  • Tseloni, A., Mailley, J., Farrell, G. and Tilley, N. (2010) Exploring the international decline in crime rates. European Journal of Criminology 7(5), 375-394; DOI: 10.1177/1477370810367014.
  • Farrell, G., Tseloni, A., Tilley, N. and Mailley, J. (2011) The Crime Drop and the Security Hypothesis. Journal of Research in Crime and Delinquency 48(2), 147-175. DOI:10.11177/0022427810391539.
  • Tseloni, A., Farrell, G., Thompson, R., Evans, E. and Tilley, N. (2017) Domestic Burglary Drop and the Security Hypothesis. Crime Science 6(3). DOI: 10.1186/s40163-017-0064-2.
  • Tseloni, A., Thompson, R., Grove, L., Tilley, N. and Farrell, G. (2014) The effectiveness of burglary security devices. Security Journal 30(2): 646-664. DOI: 10.1057/sj.2014.30.
  • Tseloni, A., Thompson, R. and Tilley, N. (2018) Reducing Burglary, Springer (ISBN: 978-3-319-99941-8).

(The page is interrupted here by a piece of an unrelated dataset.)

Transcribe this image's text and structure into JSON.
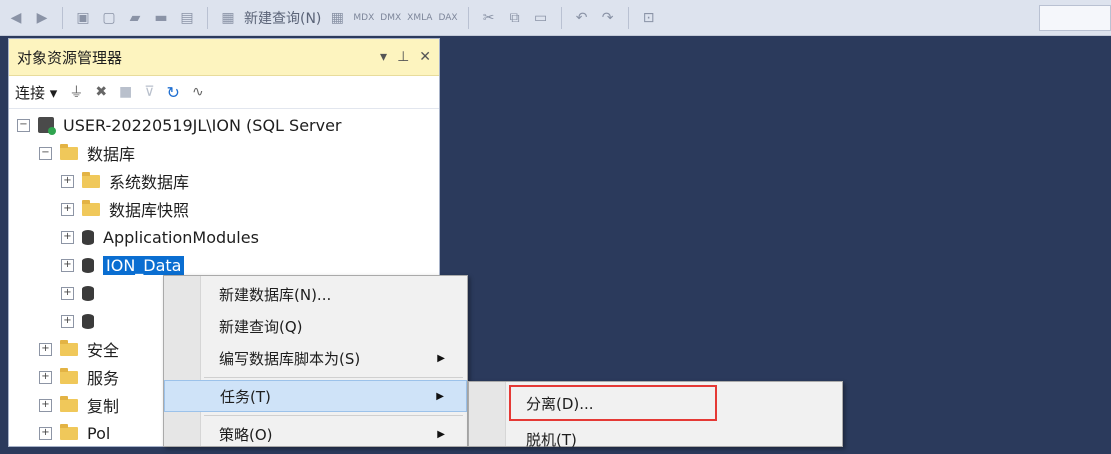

  • Hunter, J. and Tseloni, A. (2016) Equity, justice and the crime drop: The case of burglary in England and Wales. Crime Science. 5(3). DOI: 10.1186/s40163-016-0051-z.